- _DESCRIPTION OF THE TASK_
Filter the records for "icon" and keep each line that has it.

Website and app data records:
· · · · · · ·

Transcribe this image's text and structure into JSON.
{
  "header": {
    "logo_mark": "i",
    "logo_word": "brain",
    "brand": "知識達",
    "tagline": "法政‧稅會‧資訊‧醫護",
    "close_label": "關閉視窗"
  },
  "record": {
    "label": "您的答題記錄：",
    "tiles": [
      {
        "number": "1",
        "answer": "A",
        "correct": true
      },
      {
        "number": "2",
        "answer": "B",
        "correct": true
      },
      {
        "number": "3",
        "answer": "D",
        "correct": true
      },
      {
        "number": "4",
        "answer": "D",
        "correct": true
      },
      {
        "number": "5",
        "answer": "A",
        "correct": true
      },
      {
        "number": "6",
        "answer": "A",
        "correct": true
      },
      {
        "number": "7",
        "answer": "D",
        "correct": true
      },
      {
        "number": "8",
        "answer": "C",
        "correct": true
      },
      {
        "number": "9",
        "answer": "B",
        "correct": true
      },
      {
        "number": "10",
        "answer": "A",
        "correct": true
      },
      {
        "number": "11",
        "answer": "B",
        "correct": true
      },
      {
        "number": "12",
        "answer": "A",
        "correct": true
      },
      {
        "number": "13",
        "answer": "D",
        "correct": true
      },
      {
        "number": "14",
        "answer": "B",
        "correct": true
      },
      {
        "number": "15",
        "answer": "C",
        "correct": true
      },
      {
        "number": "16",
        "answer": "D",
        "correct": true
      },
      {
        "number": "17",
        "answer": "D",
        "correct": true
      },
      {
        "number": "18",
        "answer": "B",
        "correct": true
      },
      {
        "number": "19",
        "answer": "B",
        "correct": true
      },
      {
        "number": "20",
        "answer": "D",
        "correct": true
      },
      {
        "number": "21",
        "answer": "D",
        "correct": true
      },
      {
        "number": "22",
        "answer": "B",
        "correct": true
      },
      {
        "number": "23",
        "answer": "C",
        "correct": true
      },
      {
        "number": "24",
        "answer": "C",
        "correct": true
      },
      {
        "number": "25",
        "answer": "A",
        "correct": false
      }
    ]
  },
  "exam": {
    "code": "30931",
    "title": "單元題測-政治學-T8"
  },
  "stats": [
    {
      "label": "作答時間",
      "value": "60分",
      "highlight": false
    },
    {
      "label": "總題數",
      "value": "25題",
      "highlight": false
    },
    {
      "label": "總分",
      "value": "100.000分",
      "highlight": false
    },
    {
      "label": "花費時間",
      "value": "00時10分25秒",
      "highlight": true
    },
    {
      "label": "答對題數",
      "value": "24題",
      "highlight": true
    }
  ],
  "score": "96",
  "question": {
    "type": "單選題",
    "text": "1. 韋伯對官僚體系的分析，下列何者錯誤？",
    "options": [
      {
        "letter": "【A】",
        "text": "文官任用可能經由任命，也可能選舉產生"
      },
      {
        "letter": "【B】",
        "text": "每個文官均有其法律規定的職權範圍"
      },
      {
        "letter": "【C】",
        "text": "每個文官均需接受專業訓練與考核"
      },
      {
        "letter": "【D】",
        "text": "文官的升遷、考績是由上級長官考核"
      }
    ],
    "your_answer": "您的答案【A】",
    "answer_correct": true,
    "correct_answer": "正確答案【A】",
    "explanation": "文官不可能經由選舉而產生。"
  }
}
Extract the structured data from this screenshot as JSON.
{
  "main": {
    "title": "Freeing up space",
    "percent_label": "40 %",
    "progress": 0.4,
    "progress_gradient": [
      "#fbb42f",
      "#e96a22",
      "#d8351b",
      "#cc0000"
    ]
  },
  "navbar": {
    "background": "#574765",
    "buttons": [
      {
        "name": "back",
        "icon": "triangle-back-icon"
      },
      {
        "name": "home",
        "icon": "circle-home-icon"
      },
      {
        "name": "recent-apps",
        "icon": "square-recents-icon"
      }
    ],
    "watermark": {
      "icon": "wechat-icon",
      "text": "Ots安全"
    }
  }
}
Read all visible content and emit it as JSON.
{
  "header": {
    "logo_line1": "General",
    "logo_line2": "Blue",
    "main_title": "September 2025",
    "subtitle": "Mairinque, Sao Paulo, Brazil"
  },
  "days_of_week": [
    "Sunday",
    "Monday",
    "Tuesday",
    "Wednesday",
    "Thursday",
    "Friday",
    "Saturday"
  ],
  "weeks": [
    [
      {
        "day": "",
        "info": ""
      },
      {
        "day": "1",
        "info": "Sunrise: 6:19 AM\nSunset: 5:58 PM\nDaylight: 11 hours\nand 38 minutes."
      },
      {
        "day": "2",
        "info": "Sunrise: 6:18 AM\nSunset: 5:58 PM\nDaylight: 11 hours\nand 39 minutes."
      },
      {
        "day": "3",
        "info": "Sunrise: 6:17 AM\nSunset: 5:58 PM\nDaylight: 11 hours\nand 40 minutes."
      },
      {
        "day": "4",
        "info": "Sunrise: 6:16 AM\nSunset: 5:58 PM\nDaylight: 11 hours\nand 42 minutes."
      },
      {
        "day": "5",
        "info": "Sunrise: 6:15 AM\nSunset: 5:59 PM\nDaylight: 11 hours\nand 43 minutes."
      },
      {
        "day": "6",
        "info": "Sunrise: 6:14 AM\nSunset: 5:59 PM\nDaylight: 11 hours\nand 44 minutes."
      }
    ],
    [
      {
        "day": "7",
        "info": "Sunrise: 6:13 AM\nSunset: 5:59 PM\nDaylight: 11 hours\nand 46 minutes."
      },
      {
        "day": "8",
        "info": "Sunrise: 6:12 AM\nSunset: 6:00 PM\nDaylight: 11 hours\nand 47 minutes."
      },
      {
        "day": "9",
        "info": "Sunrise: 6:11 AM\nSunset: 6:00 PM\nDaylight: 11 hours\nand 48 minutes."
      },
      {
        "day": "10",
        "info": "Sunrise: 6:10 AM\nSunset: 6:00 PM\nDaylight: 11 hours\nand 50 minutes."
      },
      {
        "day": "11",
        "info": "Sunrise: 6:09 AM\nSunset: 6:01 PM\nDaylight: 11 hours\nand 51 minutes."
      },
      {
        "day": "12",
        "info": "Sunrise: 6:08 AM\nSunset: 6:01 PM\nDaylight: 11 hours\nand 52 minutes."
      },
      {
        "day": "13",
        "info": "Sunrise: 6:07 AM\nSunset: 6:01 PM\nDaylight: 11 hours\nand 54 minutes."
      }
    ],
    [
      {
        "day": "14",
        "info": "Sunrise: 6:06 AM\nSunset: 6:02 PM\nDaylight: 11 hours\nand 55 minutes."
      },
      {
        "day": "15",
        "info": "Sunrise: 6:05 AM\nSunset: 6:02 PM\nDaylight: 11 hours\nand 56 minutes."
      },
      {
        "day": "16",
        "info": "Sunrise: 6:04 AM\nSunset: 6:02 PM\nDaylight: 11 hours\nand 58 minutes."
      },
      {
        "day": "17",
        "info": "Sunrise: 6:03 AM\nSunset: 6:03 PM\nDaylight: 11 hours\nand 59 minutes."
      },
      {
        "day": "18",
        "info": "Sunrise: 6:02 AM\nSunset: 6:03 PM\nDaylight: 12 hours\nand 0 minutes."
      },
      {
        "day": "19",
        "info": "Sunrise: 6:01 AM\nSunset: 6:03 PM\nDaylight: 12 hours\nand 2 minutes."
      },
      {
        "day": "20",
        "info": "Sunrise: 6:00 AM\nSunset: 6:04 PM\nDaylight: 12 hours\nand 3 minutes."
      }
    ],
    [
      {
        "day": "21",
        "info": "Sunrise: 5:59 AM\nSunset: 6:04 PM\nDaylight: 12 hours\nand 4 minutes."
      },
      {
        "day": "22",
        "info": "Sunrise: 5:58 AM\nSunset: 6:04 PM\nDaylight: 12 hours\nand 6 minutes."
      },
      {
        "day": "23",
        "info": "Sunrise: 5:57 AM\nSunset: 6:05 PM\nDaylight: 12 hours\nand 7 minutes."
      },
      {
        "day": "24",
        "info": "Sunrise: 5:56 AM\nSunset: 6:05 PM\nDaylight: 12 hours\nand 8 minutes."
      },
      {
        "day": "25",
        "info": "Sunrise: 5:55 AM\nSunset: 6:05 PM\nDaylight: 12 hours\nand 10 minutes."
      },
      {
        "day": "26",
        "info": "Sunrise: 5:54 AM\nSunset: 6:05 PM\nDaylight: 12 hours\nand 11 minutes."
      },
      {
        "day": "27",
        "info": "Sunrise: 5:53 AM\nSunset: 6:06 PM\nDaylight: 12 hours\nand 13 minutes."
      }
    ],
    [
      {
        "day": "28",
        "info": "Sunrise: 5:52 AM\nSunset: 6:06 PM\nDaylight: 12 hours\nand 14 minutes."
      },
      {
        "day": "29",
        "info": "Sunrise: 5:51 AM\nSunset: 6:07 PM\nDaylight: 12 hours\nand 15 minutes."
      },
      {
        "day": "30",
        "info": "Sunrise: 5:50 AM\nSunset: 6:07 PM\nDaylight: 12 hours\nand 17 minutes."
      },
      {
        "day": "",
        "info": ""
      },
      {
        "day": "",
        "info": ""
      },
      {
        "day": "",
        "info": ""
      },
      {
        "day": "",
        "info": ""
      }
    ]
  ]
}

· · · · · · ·

- _RESULT OF THIS TASK_
        "icon": "triangle-back-icon"
        "icon": "circle-home-icon"
        "icon": "square-recents-icon"
      "icon": "wechat-icon",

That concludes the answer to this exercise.